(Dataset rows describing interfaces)
──────────

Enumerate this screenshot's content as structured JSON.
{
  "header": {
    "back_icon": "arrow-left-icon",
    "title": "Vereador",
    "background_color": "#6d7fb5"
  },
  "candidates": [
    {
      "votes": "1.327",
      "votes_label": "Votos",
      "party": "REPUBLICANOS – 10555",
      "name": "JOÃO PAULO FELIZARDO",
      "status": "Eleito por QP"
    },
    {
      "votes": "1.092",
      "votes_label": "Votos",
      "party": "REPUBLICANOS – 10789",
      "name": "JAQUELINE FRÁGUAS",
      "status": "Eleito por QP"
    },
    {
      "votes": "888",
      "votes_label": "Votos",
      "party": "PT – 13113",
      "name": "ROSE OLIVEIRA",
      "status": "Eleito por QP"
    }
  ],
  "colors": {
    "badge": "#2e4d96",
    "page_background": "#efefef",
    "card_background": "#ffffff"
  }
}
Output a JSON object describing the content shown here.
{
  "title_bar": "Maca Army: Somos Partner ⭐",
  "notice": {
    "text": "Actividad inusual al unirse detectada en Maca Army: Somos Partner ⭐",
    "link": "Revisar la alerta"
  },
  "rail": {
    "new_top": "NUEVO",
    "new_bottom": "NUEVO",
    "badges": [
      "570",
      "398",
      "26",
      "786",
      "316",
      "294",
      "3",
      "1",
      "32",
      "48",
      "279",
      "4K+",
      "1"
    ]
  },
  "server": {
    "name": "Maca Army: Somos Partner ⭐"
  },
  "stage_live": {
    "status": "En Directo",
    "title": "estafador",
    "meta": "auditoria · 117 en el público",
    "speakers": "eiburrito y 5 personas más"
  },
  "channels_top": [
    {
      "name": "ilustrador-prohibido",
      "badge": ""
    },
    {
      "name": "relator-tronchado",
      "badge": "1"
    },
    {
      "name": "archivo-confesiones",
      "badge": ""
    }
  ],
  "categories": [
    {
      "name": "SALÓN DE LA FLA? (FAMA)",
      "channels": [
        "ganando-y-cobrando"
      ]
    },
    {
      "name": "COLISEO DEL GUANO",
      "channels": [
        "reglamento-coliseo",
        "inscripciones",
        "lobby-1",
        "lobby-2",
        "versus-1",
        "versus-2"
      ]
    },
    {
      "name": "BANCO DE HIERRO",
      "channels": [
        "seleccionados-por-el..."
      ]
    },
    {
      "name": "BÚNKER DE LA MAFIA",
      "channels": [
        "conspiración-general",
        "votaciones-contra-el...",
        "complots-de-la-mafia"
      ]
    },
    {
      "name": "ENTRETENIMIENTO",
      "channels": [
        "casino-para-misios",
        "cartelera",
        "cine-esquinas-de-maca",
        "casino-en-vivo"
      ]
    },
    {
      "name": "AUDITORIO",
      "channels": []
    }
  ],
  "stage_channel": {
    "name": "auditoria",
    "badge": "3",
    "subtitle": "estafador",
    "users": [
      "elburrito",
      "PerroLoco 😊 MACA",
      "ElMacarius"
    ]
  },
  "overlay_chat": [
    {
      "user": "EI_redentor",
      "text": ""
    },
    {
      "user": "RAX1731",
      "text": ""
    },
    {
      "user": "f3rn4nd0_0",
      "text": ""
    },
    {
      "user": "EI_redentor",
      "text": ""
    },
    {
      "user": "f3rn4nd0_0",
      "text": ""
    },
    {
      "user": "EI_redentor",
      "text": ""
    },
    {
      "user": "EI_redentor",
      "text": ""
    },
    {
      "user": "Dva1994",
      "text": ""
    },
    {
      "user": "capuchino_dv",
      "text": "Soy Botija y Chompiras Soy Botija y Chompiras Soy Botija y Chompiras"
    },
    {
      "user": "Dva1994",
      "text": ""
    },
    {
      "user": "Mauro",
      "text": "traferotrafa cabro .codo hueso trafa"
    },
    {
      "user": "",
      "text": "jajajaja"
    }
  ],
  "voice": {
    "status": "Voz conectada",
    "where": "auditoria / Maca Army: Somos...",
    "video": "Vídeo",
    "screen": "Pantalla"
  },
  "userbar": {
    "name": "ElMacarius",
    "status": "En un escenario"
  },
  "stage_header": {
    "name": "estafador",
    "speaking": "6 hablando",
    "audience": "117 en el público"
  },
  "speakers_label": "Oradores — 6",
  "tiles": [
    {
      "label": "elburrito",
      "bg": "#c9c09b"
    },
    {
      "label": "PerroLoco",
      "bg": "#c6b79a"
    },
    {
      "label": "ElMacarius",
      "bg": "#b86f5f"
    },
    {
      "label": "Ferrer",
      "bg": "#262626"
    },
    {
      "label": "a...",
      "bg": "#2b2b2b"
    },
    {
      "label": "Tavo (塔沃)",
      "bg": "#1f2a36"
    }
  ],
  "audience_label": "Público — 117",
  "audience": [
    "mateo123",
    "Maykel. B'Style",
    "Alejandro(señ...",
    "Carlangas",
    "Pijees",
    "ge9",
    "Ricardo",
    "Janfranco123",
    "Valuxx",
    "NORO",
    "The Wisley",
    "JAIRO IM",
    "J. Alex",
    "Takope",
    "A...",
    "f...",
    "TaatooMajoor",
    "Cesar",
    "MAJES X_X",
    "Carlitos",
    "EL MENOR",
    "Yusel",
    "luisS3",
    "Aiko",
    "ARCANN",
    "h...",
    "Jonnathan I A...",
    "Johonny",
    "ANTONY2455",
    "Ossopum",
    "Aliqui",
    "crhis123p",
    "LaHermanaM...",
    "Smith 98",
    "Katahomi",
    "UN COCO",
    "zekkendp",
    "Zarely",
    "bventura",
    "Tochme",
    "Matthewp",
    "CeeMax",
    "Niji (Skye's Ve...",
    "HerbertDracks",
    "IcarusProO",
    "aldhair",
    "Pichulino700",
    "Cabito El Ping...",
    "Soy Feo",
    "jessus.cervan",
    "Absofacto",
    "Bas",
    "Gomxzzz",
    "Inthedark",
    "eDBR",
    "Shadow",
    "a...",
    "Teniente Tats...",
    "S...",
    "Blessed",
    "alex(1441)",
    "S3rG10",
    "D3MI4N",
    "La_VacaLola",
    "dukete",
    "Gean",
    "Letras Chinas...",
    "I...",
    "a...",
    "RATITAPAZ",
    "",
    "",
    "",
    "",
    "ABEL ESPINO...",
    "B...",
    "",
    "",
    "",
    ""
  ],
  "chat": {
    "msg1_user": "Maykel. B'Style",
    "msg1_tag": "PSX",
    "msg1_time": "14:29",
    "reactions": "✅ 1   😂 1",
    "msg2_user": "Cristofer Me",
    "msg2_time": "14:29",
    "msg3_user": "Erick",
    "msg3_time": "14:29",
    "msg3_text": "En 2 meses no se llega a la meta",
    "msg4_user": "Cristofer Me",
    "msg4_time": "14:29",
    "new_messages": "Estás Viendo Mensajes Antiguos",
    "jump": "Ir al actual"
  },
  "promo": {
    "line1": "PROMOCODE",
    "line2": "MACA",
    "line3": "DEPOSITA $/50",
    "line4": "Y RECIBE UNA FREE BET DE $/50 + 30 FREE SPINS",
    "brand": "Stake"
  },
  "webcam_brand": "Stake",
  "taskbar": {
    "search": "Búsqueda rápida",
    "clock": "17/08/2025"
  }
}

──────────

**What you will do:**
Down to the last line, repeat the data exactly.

**Written response:**
Enumerate this screenshot's content as structured JSON.
{
  "header": {
    "back_icon": "arrow-left-icon",
    "title": "Vereador",
    "background_color": "#6d7fb5"
  },
  "candidates": [
    {
      "votes": "1.327",
      "votes_label": "Votos",
      "party": "REPUBLICANOS – 10555",
      "name": "JOÃO PAULO FELIZARDO",
      "status": "Eleito por QP"
    },
    {
      "votes": "1.092",
      "votes_label": "Votos",
      "party": "REPUBLICANOS – 10789",
      "name": "JAQUELINE FRÁGUAS",
      "status": "Eleito por QP"
    },
    {
      "votes": "888",
      "votes_label": "Votos",
      "party": "PT – 13113",
      "name": "ROSE OLIVEIRA",
      "status": "Eleito por QP"
    }
  ],
  "colors": {
    "badge": "#2e4d96",
    "page_background": "#efefef",
    "card_background": "#ffffff"
  }
}
Output a JSON object describing the content shown here.
{
  "title_bar": "Maca Army: Somos Partner ⭐",
  "notice": {
    "text": "Actividad inusual al unirse detectada en Maca Army: Somos Partner ⭐",
    "link": "Revisar la alerta"
  },
  "rail": {
    "new_top": "NUEVO",
    "new_bottom": "NUEVO",
    "badges": [
      "570",
      "398",
      "26",
      "786",
      "316",
      "294",
      "3",
      "1",
      "32",
      "48",
      "279",
      "4K+",
      "1"
    ]
  },
  "server": {
    "name": "Maca Army: Somos Partner ⭐"
  },
  "stage_live": {
    "status": "En Directo",
    "title": "estafador",
    "meta": "auditoria · 117 en el público",
    "speakers": "eiburrito y 5 personas más"
  },
  "channels_top": [
    {
      "name": "ilustrador-prohibido",
      "badge": ""
    },
    {
      "name": "relator-tronchado",
      "badge": "1"
    },
    {
      "name": "archivo-confesiones",
      "badge": ""
    }
  ],
  "categories": [
    {
      "name": "SALÓN DE LA FLA? (FAMA)",
      "channels": [
        "ganando-y-cobrando"
      ]
    },
    {
      "name": "COLISEO DEL GUANO",
      "channels": [
        "reglamento-coliseo",
        "inscripciones",
        "lobby-1",
        "lobby-2",
        "versus-1",
        "versus-2"
      ]
    },
    {
      "name": "BANCO DE HIERRO",
      "channels": [
        "seleccionados-por-el..."
      ]
    },
    {
      "name": "BÚNKER DE LA MAFIA",
      "channels": [
        "conspiración-general",
        "votaciones-contra-el...",
        "complots-de-la-mafia"
      ]
    },
    {
      "name": "ENTRETENIMIENTO",
      "channels": [
        "casino-para-misios",
        "cartelera",
        "cine-esquinas-de-maca",
        "casino-en-vivo"
      ]
    },
    {
      "name": "AUDITORIO",
      "channels": []
    }
  ],
  "stage_channel": {
    "name": "auditoria",
    "badge": "3",
    "subtitle": "estafador",
    "users": [
      "elburrito",
      "PerroLoco 😊 MACA",
      "ElMacarius"
    ]
  },
  "overlay_chat": [
    {
      "user": "EI_redentor",
      "text": ""
    },
    {
      "user": "RAX1731",
      "text": ""
    },
    {
      "user": "f3rn4nd0_0",
      "text": ""
    },
    {
      "user": "EI_redentor",
      "text": ""
    },
    {
      "user": "f3rn4nd0_0",
      "text": ""
    },
    {
      "user": "EI_redentor",
      "text": ""
    },
    {
      "user": "EI_redentor",
      "text": ""
    },
    {
      "user": "Dva1994",
      "text": ""
    },
    {
      "user": "capuchino_dv",
      "text": "Soy Botija y Chompiras Soy Botija y Chompiras Soy Botija y Chompiras"
    },
    {
      "user": "Dva1994",
      "text": ""
    },
    {
      "user": "Mauro",
      "text": "traferotrafa cabro .codo hueso trafa"
    },
    {
      "user": "",
      "text": "jajajaja"
    }
  ],
  "voice": {
    "status": "Voz conectada",
    "where": "auditoria / Maca Army: Somos...",
    "video": "Vídeo",
    "screen": "Pantalla"
  },
  "userbar": {
    "name": "ElMacarius",
    "status": "En un escenario"
  },
  "stage_header": {
    "name": "estafador",
    "speaking": "6 hablando",
    "audience": "117 en el público"
  },
  "speakers_label": "Oradores — 6",
  "tiles": [
    {
      "label": "elburrito",
      "bg": "#c9c09b"
    },
    {
      "label": "PerroLoco",
      "bg": "#c6b79a"
    },
    {
      "label": "ElMacarius",
      "bg": "#b86f5f"
    },
    {
      "label": "Ferrer",
      "bg": "#262626"
    },
    {
      "label": "a...",
      "bg": "#2b2b2b"
    },
    {
      "label": "Tavo (塔沃)",
      "bg": "#1f2a36"
    }
  ],
  "audience_label": "Público — 117",
  "audience": [
    "mateo123",
    "Maykel. B'Style",
    "Alejandro(señ...",
    "Carlangas",
    "Pijees",
    "ge9",
    "Ricardo",
    "Janfranco123",
    "Valuxx",
    "NORO",
    "The Wisley",
    "JAIRO IM",
    "J. Alex",
    "Takope",
    "A...",
    "f...",
    "TaatooMajoor",
    "Cesar",
    "MAJES X_X",
    "Carlitos",
    "EL MENOR",
    "Yusel",
    "luisS3",
    "Aiko",
    "ARCANN",
    "h...",
    "Jonnathan I A...",
    "Johonny",
    "ANTONY2455",
    "Ossopum",
    "Aliqui",
    "crhis123p",
    "LaHermanaM...",
    "Smith 98",
    "Katahomi",
    "UN COCO",
    "zekkendp",
    "Zarely",
    "bventura",
    "Tochme",
    "Matthewp",
    "CeeMax",
    "Niji (Skye's Ve...",
    "HerbertDracks",
    "IcarusProO",
    "aldhair",
    "Pichulino700",
    "Cabito El Ping...",
    "Soy Feo",
    "jessus.cervan",
    "Absofacto",
    "Bas",
    "Gomxzzz",
    "Inthedark",
    "eDBR",
    "Shadow",
    "a...",
    "Teniente Tats...",
    "S...",
    "Blessed",
    "alex(1441)",
    "S3rG10",
    "D3MI4N",
    "La_VacaLola",
    "dukete",
    "Gean",
    "Letras Chinas...",
    "I...",
    "a...",
    "RATITAPAZ",
    "",
    "",
    "",
    "",
    "ABEL ESPINO...",
    "B...",
    "",
    "",
    "",
    ""
  ],
  "chat": {
    "msg1_user": "Maykel. B'Style",
    "msg1_tag": "PSX",
    "msg1_time": "14:29",
    "reactions": "✅ 1   😂 1",
    "msg2_user": "Cristofer Me",
    "msg2_time": "14:29",
    "msg3_user": "Erick",
    "msg3_time": "14:29",
    "msg3_text": "En 2 meses no se llega a la meta",
    "msg4_user": "Cristofer Me",
    "msg4_time": "14:29",
    "new_messages": "Estás Viendo Mensajes Antiguos",
    "jump": "Ir al actual"
  },
  "promo": {
    "line1": "PROMOCODE",
    "line2": "MACA",
    "line3": "DEPOSITA $/50",
    "line4": "Y RECIBE UNA FREE BET DE $/50 + 30 FREE SPINS",
    "brand": "Stake"
  },
  "webcam_brand": "Stake",
  "taskbar": {
    "search": "Búsqueda rápida",
    "clock": "17/08/2025"
  }
}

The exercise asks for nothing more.